═══ Data records
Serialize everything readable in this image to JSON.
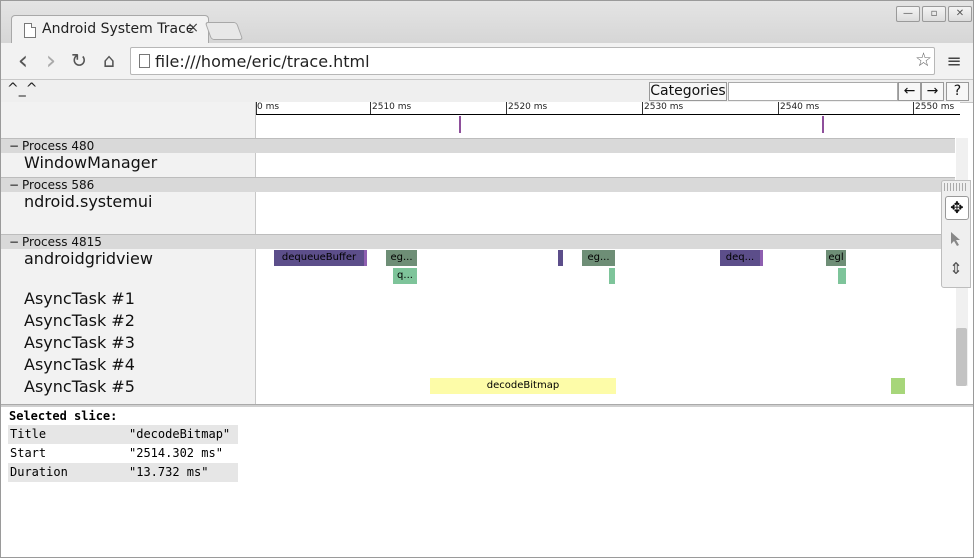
{
  "browser": {
    "tab_title": "Android System Trace",
    "tab_close": "×",
    "url": "file:///home/eric/trace.html",
    "nav": {
      "back": "‹",
      "forward": "›",
      "reload": "↻",
      "home": "⌂",
      "star": "☆",
      "menu": "≡"
    }
  },
  "trace_toolbar": {
    "logo": "^_^",
    "categories_label": "Categories",
    "filter_value": "",
    "prev": "←",
    "next": "→",
    "help": "?"
  },
  "timeline": {
    "ticks": [
      "0 ms",
      "2510 ms",
      "2520 ms",
      "2530 ms",
      "2540 ms",
      "2550 ms"
    ]
  },
  "processes": [
    {
      "label": "Process 480",
      "threads": [
        "WindowManager"
      ]
    },
    {
      "label": "Process 586",
      "threads": [
        "ndroid.systemui"
      ]
    },
    {
      "label": "Process 4815",
      "threads": [
        "androidgridview",
        "AsyncTask #1",
        "AsyncTask #2",
        "AsyncTask #3",
        "AsyncTask #4",
        "AsyncTask #5"
      ]
    }
  ],
  "slices": {
    "dequeue1": "dequeueBuffer",
    "eg1": "eg...",
    "q1": "q...",
    "eg2": "eg...",
    "deq2": "deq...",
    "egl": "egl",
    "decode": "decodeBitmap"
  },
  "analysis": {
    "heading": "Selected slice:",
    "rows": [
      {
        "key": "Title",
        "value": "\"decodeBitmap\""
      },
      {
        "key": "Start",
        "value": "\"2514.302 ms\""
      },
      {
        "key": "Duration",
        "value": "\"13.732 ms\""
      }
    ]
  },
  "colors": {
    "dequeue": "#5c4e8a",
    "egl": "#6e8e76",
    "queue": "#7ec49a",
    "decode": "#fdfca8",
    "marker": "#8e4f9b",
    "green_small": "#a7d67a"
  },
  "tools": {
    "pan": "✥",
    "select": "arrow-icon",
    "zoom": "⇕"
  }
}
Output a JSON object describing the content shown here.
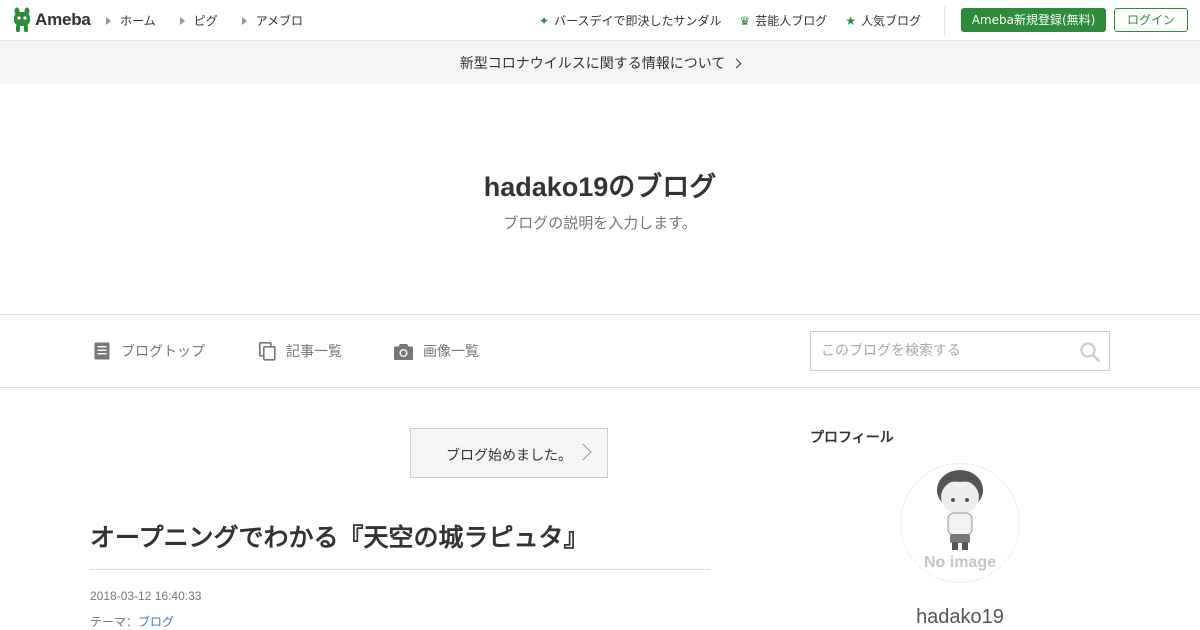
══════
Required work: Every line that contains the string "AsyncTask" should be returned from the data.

Solution to the exercise:
        "AsyncTask #1",
        "AsyncTask #2",
        "AsyncTask #3",
        "AsyncTask #4",
        "AsyncTask #5"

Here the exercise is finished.